##### Records for the task #####

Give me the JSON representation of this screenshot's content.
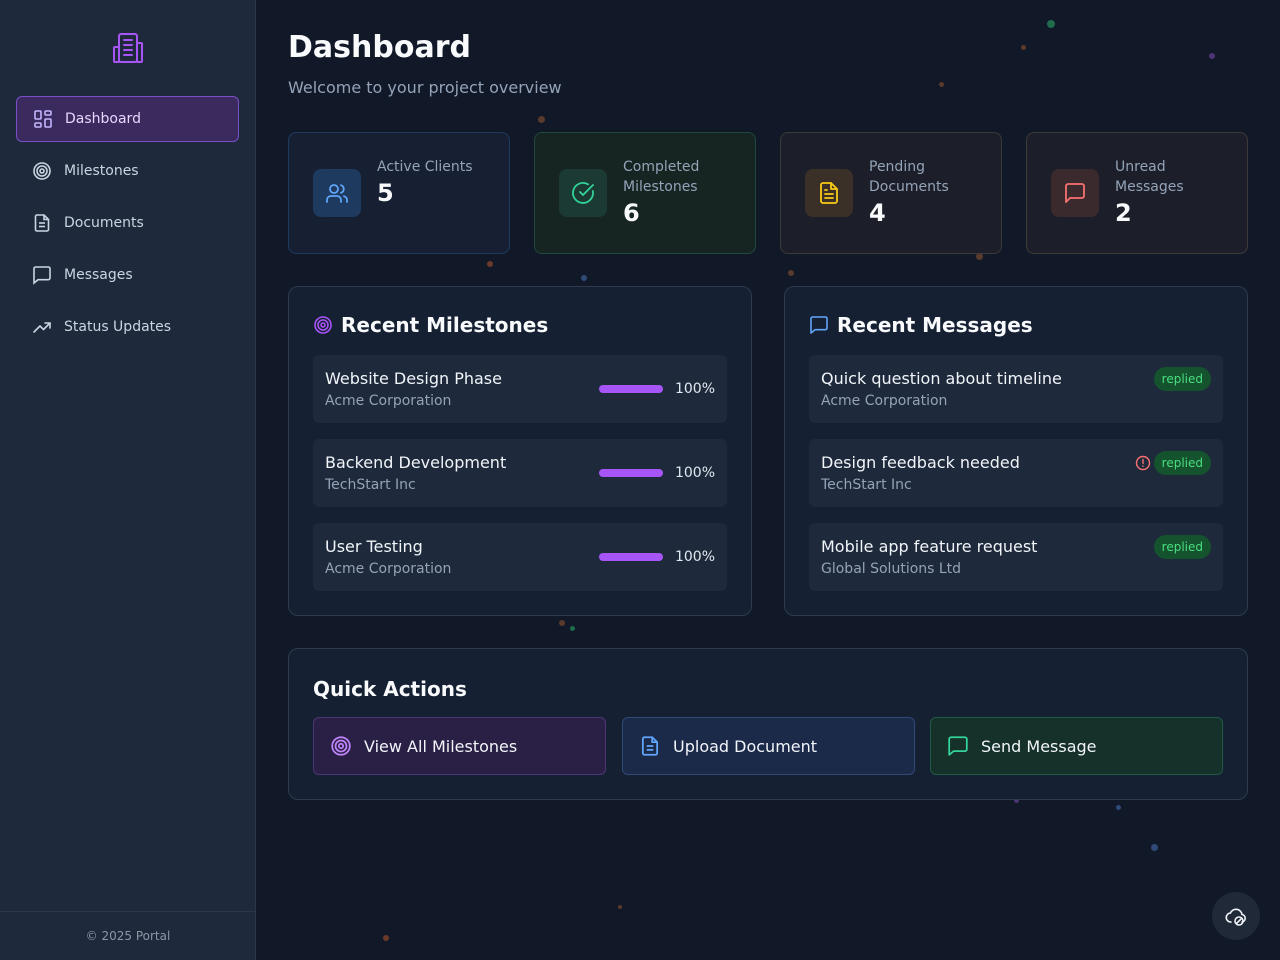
{
  "sidebar": {
    "items": [
      {
        "label": "Dashboard",
        "icon": "layout-grid-icon",
        "active": true
      },
      {
        "label": "Milestones",
        "icon": "target-icon"
      },
      {
        "label": "Documents",
        "icon": "document-icon"
      },
      {
        "label": "Messages",
        "icon": "message-icon"
      },
      {
        "label": "Status Updates",
        "icon": "trending-up-icon"
      }
    ],
    "footer": "© 2025 Portal"
  },
  "header": {
    "title": "Dashboard",
    "subtitle": "Welcome to your project overview"
  },
  "stats": [
    {
      "label": "Active Clients",
      "value": "5",
      "icon": "users-icon",
      "color": "#60a5fa"
    },
    {
      "label": "Completed Milestones",
      "value": "6",
      "icon": "check-circle-icon",
      "color": "#34d399"
    },
    {
      "label": "Pending Documents",
      "value": "4",
      "icon": "document-icon",
      "color": "#facc15"
    },
    {
      "label": "Unread Messages",
      "value": "2",
      "icon": "message-icon",
      "color": "#f87171"
    }
  ],
  "milestones": {
    "title": "Recent Milestones",
    "items": [
      {
        "name": "Website Design Phase",
        "client": "Acme Corporation",
        "progress": "100%",
        "progress_fraction": 1.0
      },
      {
        "name": "Backend Development",
        "client": "TechStart Inc",
        "progress": "100%",
        "progress_fraction": 1.0
      },
      {
        "name": "User Testing",
        "client": "Acme Corporation",
        "progress": "100%",
        "progress_fraction": 1.0
      }
    ]
  },
  "messages": {
    "title": "Recent Messages",
    "items": [
      {
        "subject": "Quick question about timeline",
        "client": "Acme Corporation",
        "status": "replied",
        "alert": false
      },
      {
        "subject": "Design feedback needed",
        "client": "TechStart Inc",
        "status": "replied",
        "alert": true
      },
      {
        "subject": "Mobile app feature request",
        "client": "Global Solutions Ltd",
        "status": "replied",
        "alert": false
      }
    ]
  },
  "quick_actions": {
    "title": "Quick Actions",
    "items": [
      {
        "label": "View All Milestones",
        "icon": "target-icon"
      },
      {
        "label": "Upload Document",
        "icon": "document-icon"
      },
      {
        "label": "Send Message",
        "icon": "message-icon"
      }
    ]
  },
  "colors": {
    "accent": "#a855f7",
    "background": "#111827",
    "sidebar": "#1e293b"
  }
}
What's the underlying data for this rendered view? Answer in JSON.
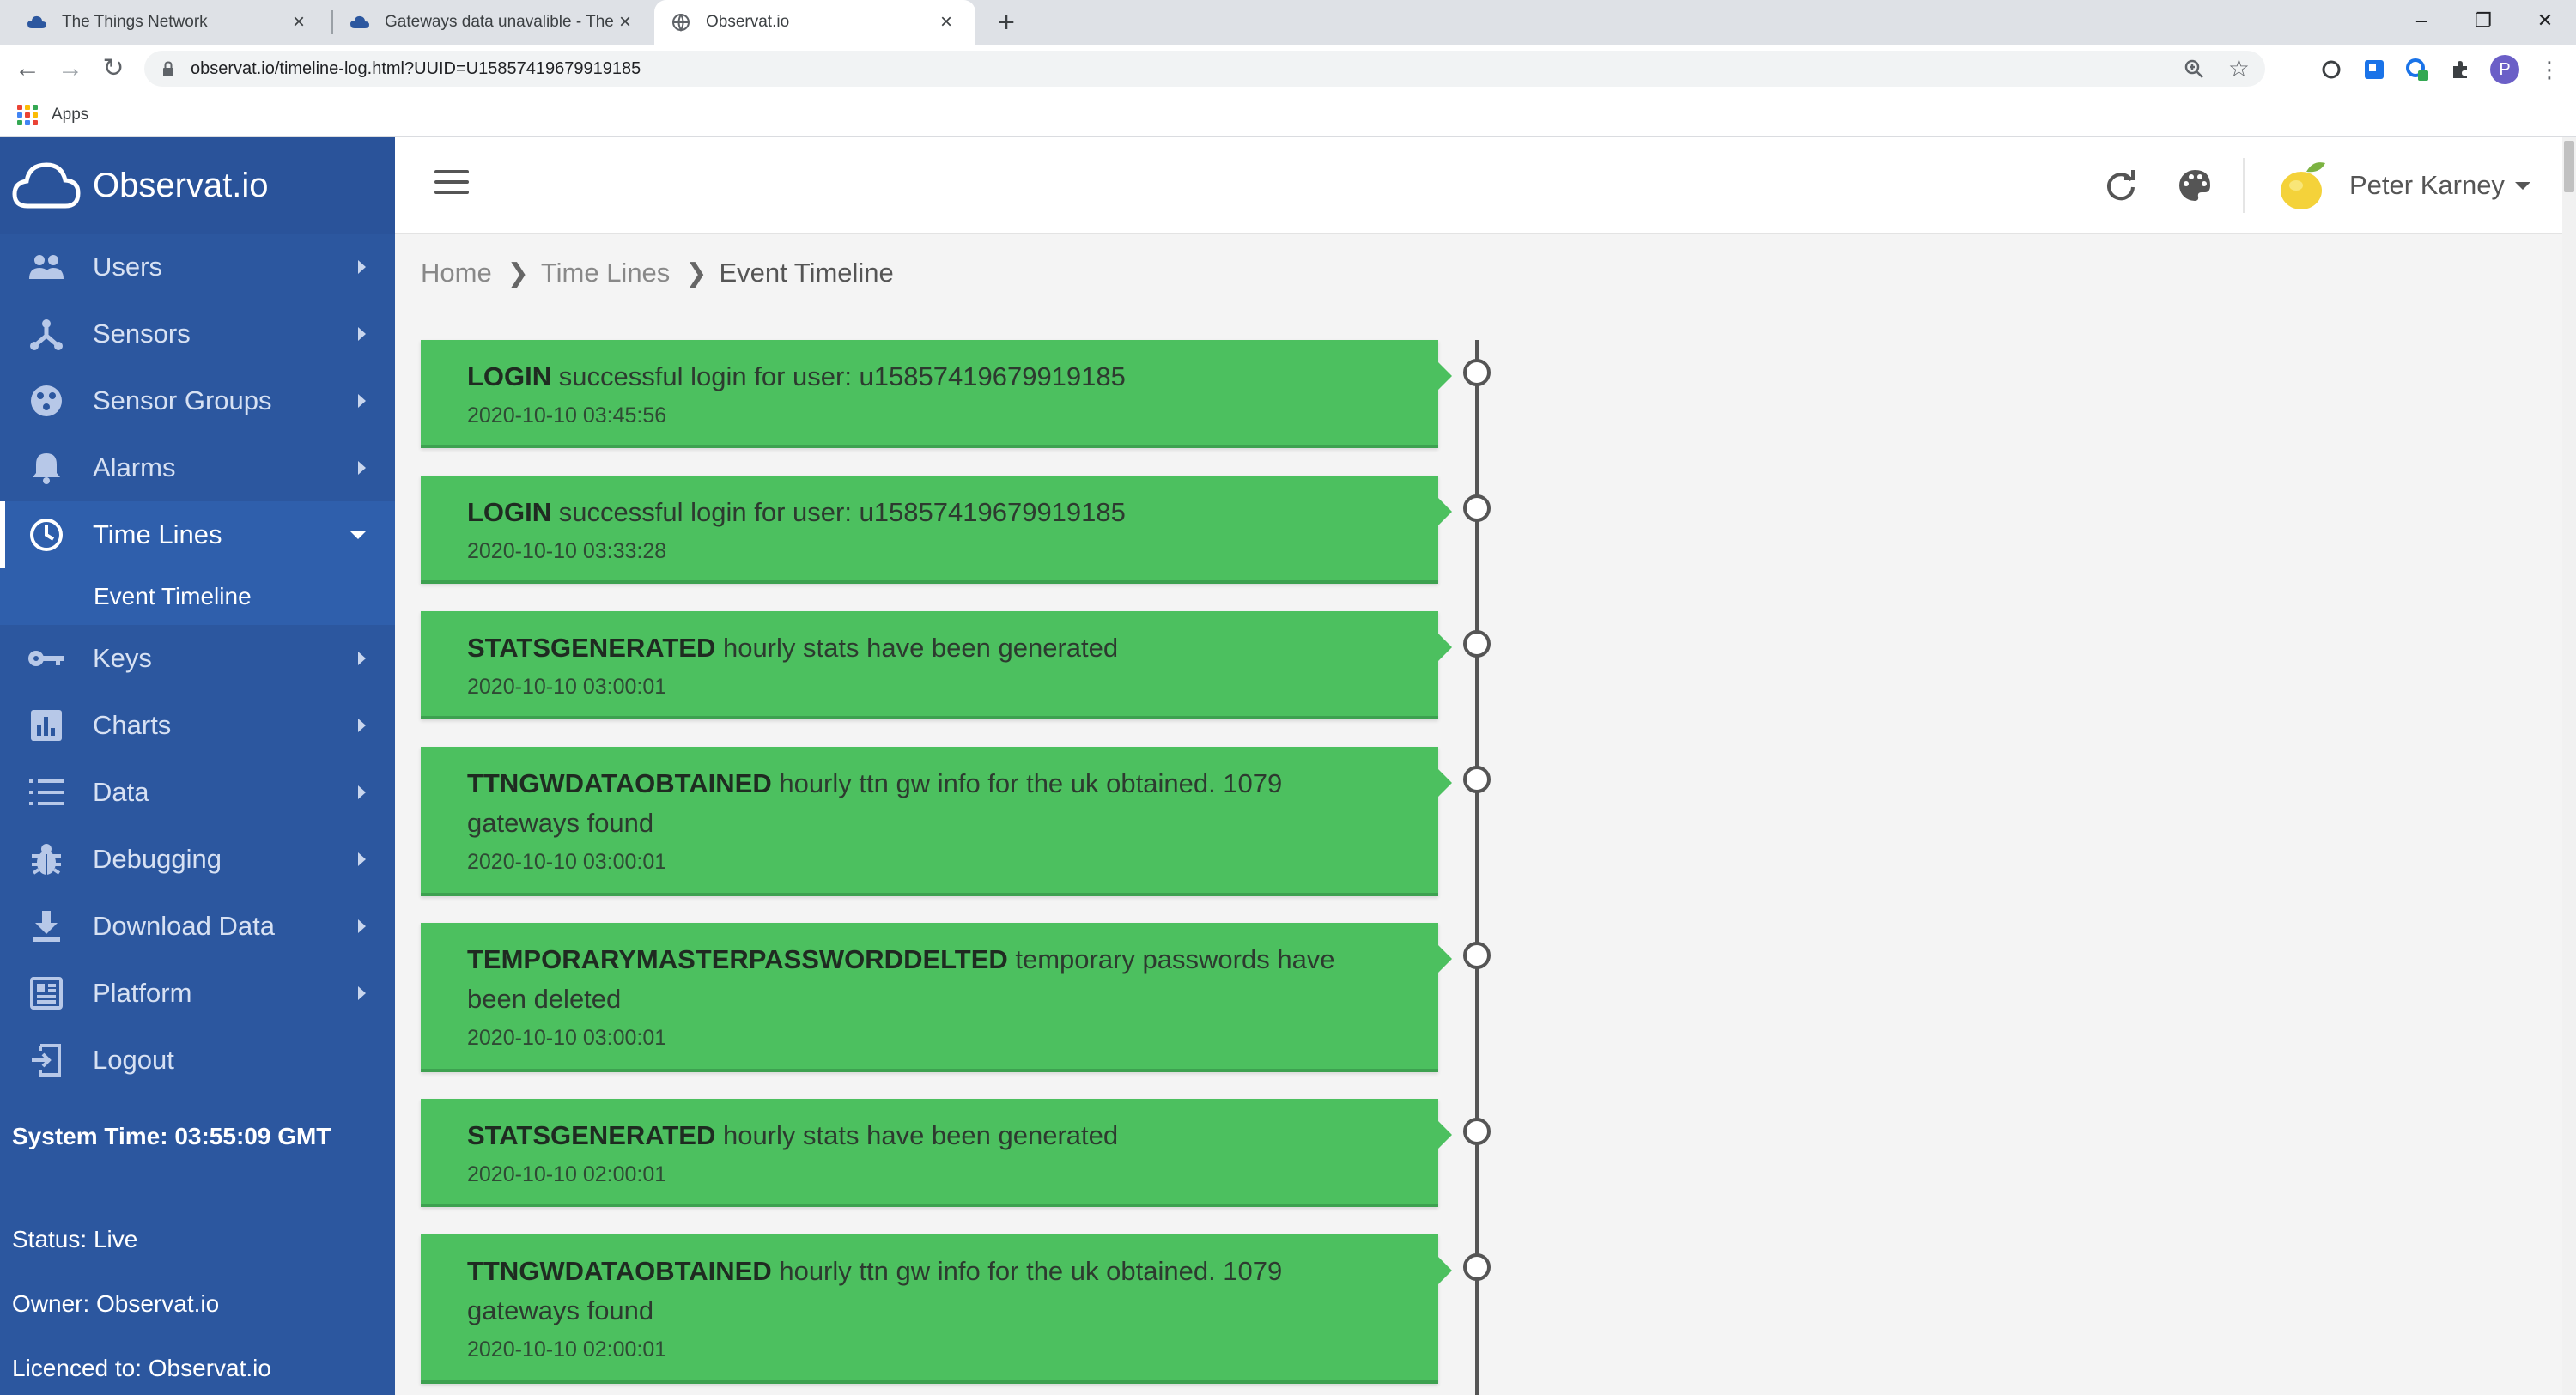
{
  "browser": {
    "tabs": [
      {
        "title": "The Things Network",
        "active": false
      },
      {
        "title": "Gateways data unavalible - The T",
        "active": false
      },
      {
        "title": "Observat.io",
        "active": true
      }
    ],
    "url": "observat.io/timeline-log.html?UUID=U15857419679919185",
    "bookmarks": {
      "apps_label": "Apps"
    },
    "profile_initial": "P"
  },
  "sidebar": {
    "brand": "Observat.io",
    "items": [
      {
        "label": "Users",
        "icon": "users-icon"
      },
      {
        "label": "Sensors",
        "icon": "sensors-icon"
      },
      {
        "label": "Sensor Groups",
        "icon": "sensor-groups-icon"
      },
      {
        "label": "Alarms",
        "icon": "bell-icon"
      },
      {
        "label": "Time Lines",
        "icon": "clock-icon",
        "active": true
      },
      {
        "label": "Keys",
        "icon": "key-icon"
      },
      {
        "label": "Charts",
        "icon": "chart-icon"
      },
      {
        "label": "Data",
        "icon": "list-icon"
      },
      {
        "label": "Debugging",
        "icon": "bug-icon"
      },
      {
        "label": "Download Data",
        "icon": "download-icon"
      },
      {
        "label": "Platform",
        "icon": "platform-icon"
      },
      {
        "label": "Logout",
        "icon": "logout-icon"
      }
    ],
    "submenu": {
      "label": "Event Timeline"
    },
    "system_time": "System Time: 03:55:09 GMT",
    "status": "Status: Live",
    "owner": "Owner: Observat.io",
    "licence": "Licenced to: Observat.io"
  },
  "topnav": {
    "user_name": "Peter Karney"
  },
  "breadcrumb": {
    "home": "Home",
    "section": "Time Lines",
    "current": "Event Timeline"
  },
  "events": [
    {
      "type": "LOGIN",
      "message": " successful login for user: u15857419679919185",
      "timestamp": "2020-10-10 03:45:56"
    },
    {
      "type": "LOGIN",
      "message": " successful login for user: u15857419679919185",
      "timestamp": "2020-10-10 03:33:28"
    },
    {
      "type": "STATSGENERATED",
      "message": " hourly stats have been generated",
      "timestamp": "2020-10-10 03:00:01"
    },
    {
      "type": "TTNGWDATAOBTAINED",
      "message": " hourly ttn gw info for the uk obtained. 1079 gateways found",
      "timestamp": "2020-10-10 03:00:01"
    },
    {
      "type": "TEMPORARYMASTERPASSWORDDELTED",
      "message": " temporary passwords have been deleted",
      "timestamp": "2020-10-10 03:00:01"
    },
    {
      "type": "STATSGENERATED",
      "message": " hourly stats have been generated",
      "timestamp": "2020-10-10 02:00:01"
    },
    {
      "type": "TTNGWDATAOBTAINED",
      "message": " hourly ttn gw info for the uk obtained. 1079 gateways found",
      "timestamp": "2020-10-10 02:00:01"
    }
  ],
  "colors": {
    "sidebar": "#2c579f",
    "event_green": "#4cc05f",
    "timeline": "#555555"
  }
}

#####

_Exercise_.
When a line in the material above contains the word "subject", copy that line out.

_Task answer_.
        "subject": "Quick question about timeline",
        "subject": "Design feedback needed",
        "subject": "Mobile app feature request",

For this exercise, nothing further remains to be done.